The last time I met Rajasthani-born superstar Irrfan Khan was in Abu Dhabi, and as we spoke, sitting in a busy hallway inside the grandiose Emirates Palace, waiters and chefs from India and Pakistan working for the hotel would approach him constantly, to ask for an autograph and get their picture taken alongside their idol. The actor indulged them every time, with grace and class.Read More
Apart from Olivier Assayas being one of the most perfectly articulate persons I’ve ever met, indulging each and every question without any sign of haughtiness or “I know better than thou” attitude — which of course is the case because I’m convinced the man knows everything! — personally, I’m a huge fan of his cinema. Assayas’ films are cinematic human mysteries, to be enjoyed on the big screen of course, yet to be re-watched, relished time and time again so that their magic can truly be absorbed. At the moment, I am obsessed with watching ‘Personal Shopper’ starring Kristen Stewart over and over again, each time discovering new images and uncovering new, pardon the pun, personal truths within it.Read More

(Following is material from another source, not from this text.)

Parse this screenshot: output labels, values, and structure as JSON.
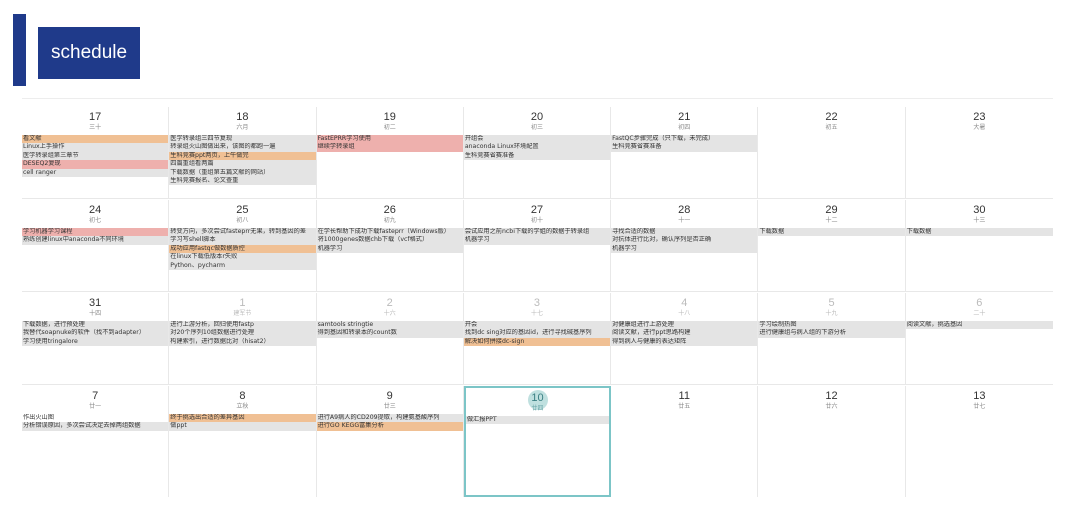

For cinema insiders of course Monsieur Frémaux needs no introduction, he is the legendary artistic director of the Festival de Cannes. He is also the director of the Institut Lumière in Lyon, which is where his passion for the inventors of modern cinema, as we know and love it today, comes from. When I use the word passion in his case, I am not throwing it around lightly. His enthusiasm for the films of the Lumière brothers, Auguste and Louis, is infectious and now that he’s curated them into a full-length film collection that is presented in exclusive settings with his live commentary, he has easily conquered quite a few new fans for the French inventors of the movie camera.Read More